### WORK ORDER
Where the word "name" shows up in the entries below, please copy the whole line.

──────

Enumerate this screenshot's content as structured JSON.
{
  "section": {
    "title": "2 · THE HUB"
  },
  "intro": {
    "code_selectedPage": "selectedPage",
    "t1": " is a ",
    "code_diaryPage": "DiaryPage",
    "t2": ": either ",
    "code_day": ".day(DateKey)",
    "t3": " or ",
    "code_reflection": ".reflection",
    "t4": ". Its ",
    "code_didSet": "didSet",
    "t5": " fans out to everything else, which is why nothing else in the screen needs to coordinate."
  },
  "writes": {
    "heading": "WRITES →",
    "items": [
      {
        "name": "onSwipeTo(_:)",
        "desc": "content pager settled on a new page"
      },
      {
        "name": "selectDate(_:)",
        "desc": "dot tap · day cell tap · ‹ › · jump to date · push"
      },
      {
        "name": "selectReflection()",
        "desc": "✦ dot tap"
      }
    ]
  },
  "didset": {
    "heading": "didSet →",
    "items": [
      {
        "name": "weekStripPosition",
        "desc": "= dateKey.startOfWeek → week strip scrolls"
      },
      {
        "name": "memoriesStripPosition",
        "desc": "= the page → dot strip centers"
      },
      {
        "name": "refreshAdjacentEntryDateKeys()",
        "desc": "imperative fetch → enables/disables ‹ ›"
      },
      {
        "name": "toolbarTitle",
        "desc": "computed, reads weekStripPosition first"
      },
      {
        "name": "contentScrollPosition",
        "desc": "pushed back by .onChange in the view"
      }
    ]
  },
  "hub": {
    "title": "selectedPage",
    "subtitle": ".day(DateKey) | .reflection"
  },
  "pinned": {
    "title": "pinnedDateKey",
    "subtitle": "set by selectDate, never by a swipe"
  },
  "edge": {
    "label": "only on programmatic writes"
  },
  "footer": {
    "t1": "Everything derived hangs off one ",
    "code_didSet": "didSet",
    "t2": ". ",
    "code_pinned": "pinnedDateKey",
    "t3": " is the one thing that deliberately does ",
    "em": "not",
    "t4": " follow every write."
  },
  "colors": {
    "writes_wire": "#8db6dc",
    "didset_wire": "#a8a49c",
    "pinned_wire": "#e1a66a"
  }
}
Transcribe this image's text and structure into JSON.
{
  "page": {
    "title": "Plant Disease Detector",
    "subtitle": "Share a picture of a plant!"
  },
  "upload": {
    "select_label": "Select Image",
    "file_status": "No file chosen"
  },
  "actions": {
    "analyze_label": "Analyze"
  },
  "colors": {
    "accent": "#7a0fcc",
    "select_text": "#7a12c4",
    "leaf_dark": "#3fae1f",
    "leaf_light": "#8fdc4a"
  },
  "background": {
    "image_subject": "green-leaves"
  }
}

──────

### REPLY TO THE TASK
        "name": "onSwipeTo(_:)",
        "name": "selectDate(_:)",
        "name": "selectReflection()",
        "name": "weekStripPosition",
        "name": "memoriesStripPosition",
        "name": "refreshAdjacentEntryDateKeys()",
        "name": "toolbarTitle",
        "name": "contentScrollPosition",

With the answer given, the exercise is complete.